Still, as the co-author of our modestly successful hardback book, I do now find myself in the position of answering questions about wine. I answer from experience, rather than qualification – but then, so does my greengrocer.
These are what I believe are described as my FAQs. Sediment have only infrequently answered questions in public, and a couple of them seem to be FAd by my wife, but that is neither here nor there.
Is this any good?
This is usually asked as a companion hoists a bottle from a shelf, or points to a bottle on a restaurant wine list. But I have also been asked this by a complete stranger in the aisle at Sainsbury’s. Have I finally developed the air of a connoisseur? Or, less appealingly perhaps, the look of a wino?
However, it’s reassuring that these people approach wine in Sediment’s own, direct manner. They do not ask me whether a wine exhibits floral notes, or minerality, or indeed, in a description CJ once memorably questioned, “thick-textured, late-Romantic, Rosenkavalier-like decadence”. They just want to know if it’s any good. So a connoisseur’s response about regions and vintages and pairing and Der Rosenkavalier would quite frankly be wasted. And actually in most cases, the honest answer is, “S’alright…”
How much did it cost?
This is a leading question, and it’s leading to trouble. Whatever the cost of a bottle of wine, there will be something else in the household budget demanding that sum. Yes, we could have had that stilton/rose bush/drive resurfaced instead. But they didn’t have 25% off six stiltons last week, did they…?
The advantage of maintaining a modest cellar is that you can go on about buying en primeur, many years ago, goodness I’d have to look it up etc etc. But an honest answer in my own case, which also conveniently leads the conversation in a different direction, is “About four Sunday newspapers”.
What do you think about wine as an investment?
The same as I think about oil as a drink.
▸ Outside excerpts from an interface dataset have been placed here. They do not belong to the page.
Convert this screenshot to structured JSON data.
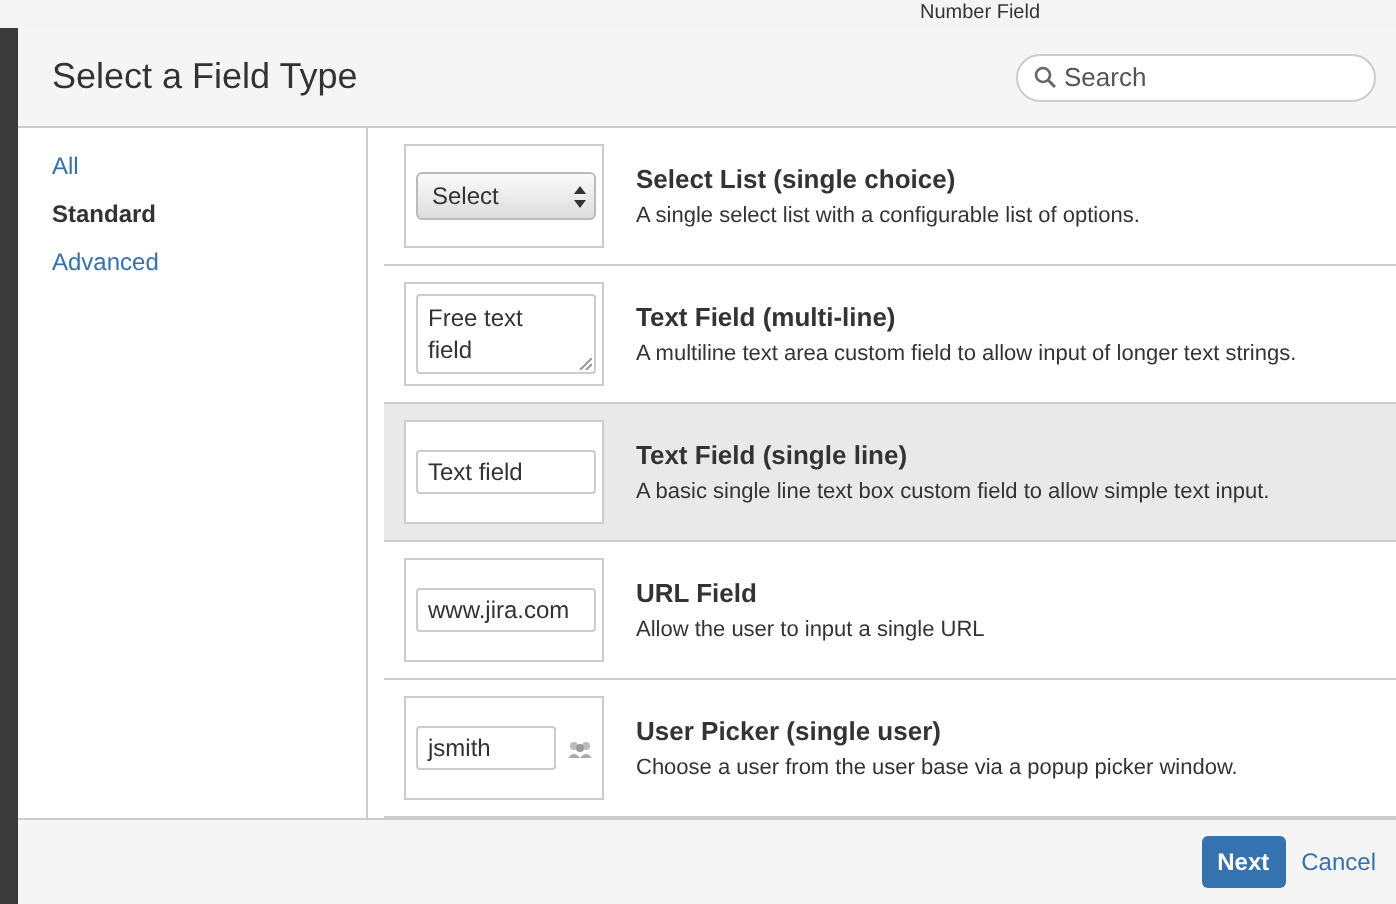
{
  "background": {
    "text": "Number Field"
  },
  "dialog": {
    "title": "Select a Field Type",
    "search": {
      "placeholder": "Search"
    }
  },
  "sidebar": {
    "items": [
      {
        "label": "All",
        "selected": false
      },
      {
        "label": "Standard",
        "selected": true
      },
      {
        "label": "Advanced",
        "selected": false
      }
    ]
  },
  "field_types": [
    {
      "kind": "select",
      "preview": "Select",
      "name": "Select List (single choice)",
      "description": "A single select list with a configurable list of options.",
      "selected": false
    },
    {
      "kind": "textarea",
      "preview": "Free text field",
      "name": "Text Field (multi-line)",
      "description": "A multiline text area custom field to allow input of longer text strings.",
      "selected": false
    },
    {
      "kind": "text",
      "preview": "Text field",
      "name": "Text Field (single line)",
      "description": "A basic single line text box custom field to allow simple text input.",
      "selected": true
    },
    {
      "kind": "text",
      "preview": "www.jira.com",
      "name": "URL Field",
      "description": "Allow the user to input a single URL",
      "selected": false
    },
    {
      "kind": "user",
      "preview": "jsmith",
      "name": "User Picker (single user)",
      "description": "Choose a user from the user base via a popup picker window.",
      "selected": false
    }
  ],
  "buttons": {
    "next": "Next",
    "cancel": "Cancel"
  }
}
(Incredibly, a member of our audience actually asked us this. We probably know less about investment than we do about wine, and that’s saying something. Do we even look like shrewd investors? Never mind wine, only one of us has invested in a properly co-ordinated wardrobe.
Or perhaps we should start an investment blog, in which CJ seeks savings accounts which still take copper across the counter, while I judge banks on the quality of their stationery…)
What’s all this ‘midlife’ business? Are you really in your midlife?
Absolutely. As long as I live to 116.
Where do you buy your wine?
As anyone who reads Sediment regularly will know, our wine comes from supermarkets, corner shops, warehouses, mail order operations, snobby wine merchants and Azerbaijan. So now you know where to avoid.
What have you got against screwcaps?
When I open a bottle of wine, I like to feel I am participating in a centuries-old experience, not a functional modern alternative. Exchanging the traditional cork for a screwcap is like swapping shoelaces for Velcro.
Where, with a screwcap, is the solemn unwrapping, like carefully opening a gift? Where is the gentle pop, an audible stimulus to the tastebuds like the ringing of Pavlov’s bell? Where is the opportunity to demonstrate my finesse and flourish with the Waiter’s Friend?
As long as a bottle contains a cork, it lies somewhere on a spectrum topped by the finest wines in the world; whereas a screwcap indicates the depressing practicality of an electric car.
Should I be opening my 2009s?
Look. If you want the straightforward answer, there are plenty of charts with little leaning bottles and half-full glasses which will tell you what various critics and merchants think. But they have nothing to do with real-world agonising, which is bound up with whether an occasion is significant enough to crack open the case, and how many people are coming, and are they people who will appreciate them, and what if I die before they’re ready? Eh?
Did you drink all of that this evening?
No of course not. This is the bottle I started last night. Honest.